(Records from a collection)

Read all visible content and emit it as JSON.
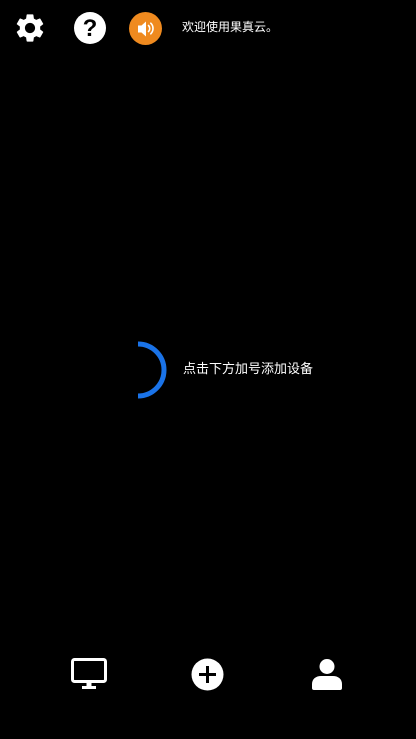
{
  "header": {
    "welcome_text": "欢迎使用果真云。",
    "icons": {
      "settings": "gear-icon",
      "help": "question-icon",
      "speaker": "speaker-icon"
    }
  },
  "main": {
    "hint_text": "点击下方加号添加设备",
    "loading": "spinner-icon"
  },
  "bottom_nav": {
    "items": [
      {
        "icon": "monitor-icon"
      },
      {
        "icon": "add-icon"
      },
      {
        "icon": "user-icon"
      }
    ]
  },
  "colors": {
    "background": "#000000",
    "text": "#ffffff",
    "speaker_accent": "#ef8a1f",
    "spinner": "#1a73e8"
  }
}
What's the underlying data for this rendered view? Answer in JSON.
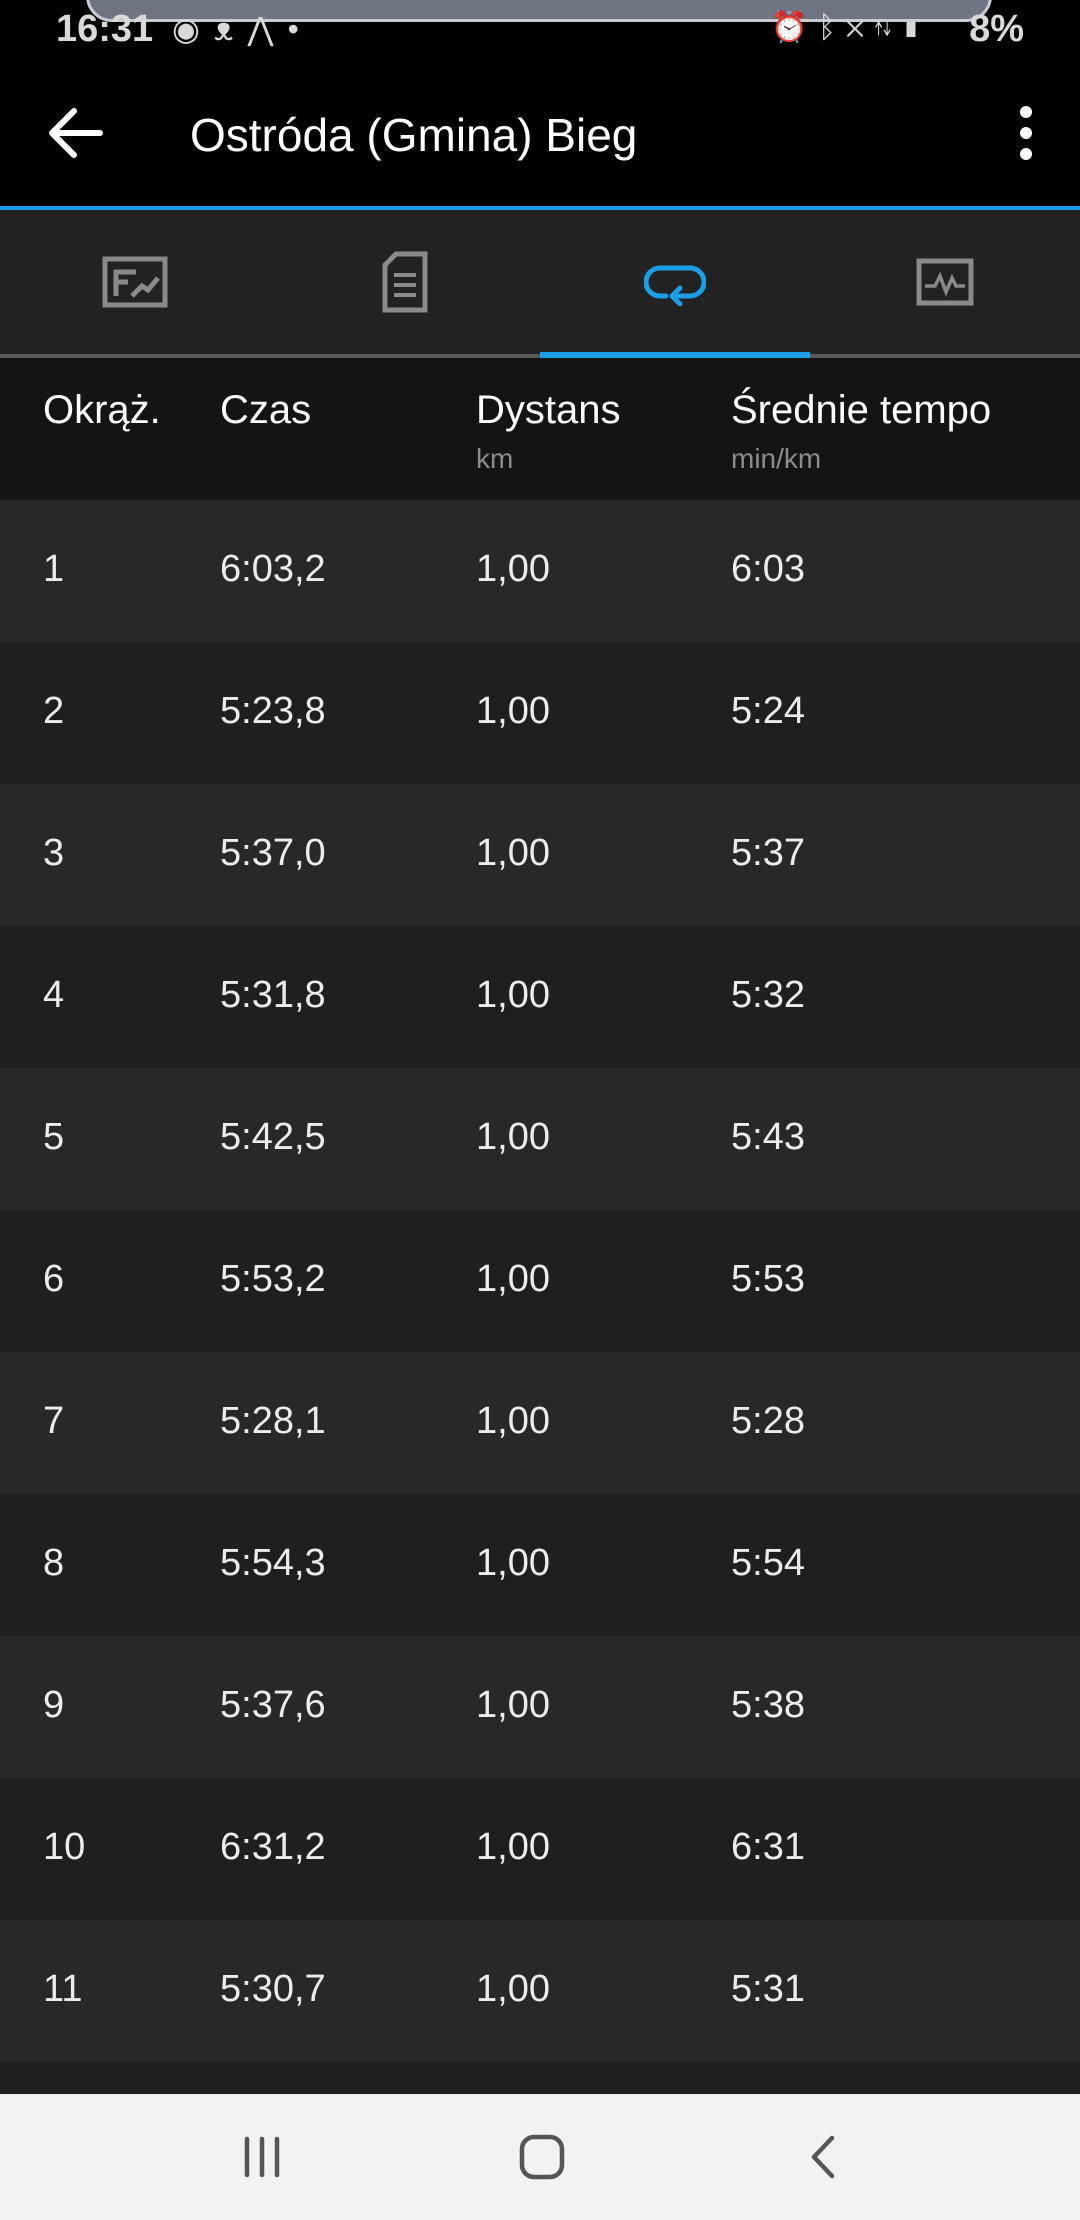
{
  "status_bar": {
    "time": "16:31",
    "left_icons": [
      "messenger-icon",
      "bird-icon",
      "strava-icon",
      "dot-icon"
    ],
    "right_icons": [
      "alarm-icon",
      "bluetooth-icon",
      "mute-icon",
      "lte-icon",
      "signal-icon"
    ],
    "battery": "8%"
  },
  "app_bar": {
    "title": "Ostróda (Gmina) Bieg",
    "back_icon": "arrow-back-icon",
    "menu_icon": "more-vert-icon",
    "accent": "#1a9ee6"
  },
  "tabs": [
    {
      "icon": "map-icon",
      "active": false
    },
    {
      "icon": "details-list-icon",
      "active": false
    },
    {
      "icon": "laps-loop-icon",
      "active": true
    },
    {
      "icon": "chart-icon",
      "active": false
    }
  ],
  "table": {
    "headers": [
      {
        "label": "Okrąż.",
        "unit": ""
      },
      {
        "label": "Czas",
        "unit": ""
      },
      {
        "label": "Dystans",
        "unit": "km"
      },
      {
        "label": "Średnie tempo",
        "unit": "min/km"
      }
    ],
    "rows": [
      [
        "1",
        "6:03,2",
        "1,00",
        "6:03"
      ],
      [
        "2",
        "5:23,8",
        "1,00",
        "5:24"
      ],
      [
        "3",
        "5:37,0",
        "1,00",
        "5:37"
      ],
      [
        "4",
        "5:31,8",
        "1,00",
        "5:32"
      ],
      [
        "5",
        "5:42,5",
        "1,00",
        "5:43"
      ],
      [
        "6",
        "5:53,2",
        "1,00",
        "5:53"
      ],
      [
        "7",
        "5:28,1",
        "1,00",
        "5:28"
      ],
      [
        "8",
        "5:54,3",
        "1,00",
        "5:54"
      ],
      [
        "9",
        "5:37,6",
        "1,00",
        "5:38"
      ],
      [
        "10",
        "6:31,2",
        "1,00",
        "6:31"
      ],
      [
        "11",
        "5:30,7",
        "1,00",
        "5:31"
      ]
    ]
  },
  "nav_bar": {
    "buttons": [
      "recents-icon",
      "home-icon",
      "back-icon"
    ]
  }
}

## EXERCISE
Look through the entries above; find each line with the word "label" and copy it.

## WRITTEN RESPONSE
        "label": "Okrąż.",
        "label": "Czas",
        "label": "Dystans",
        "label": "Średnie tempo",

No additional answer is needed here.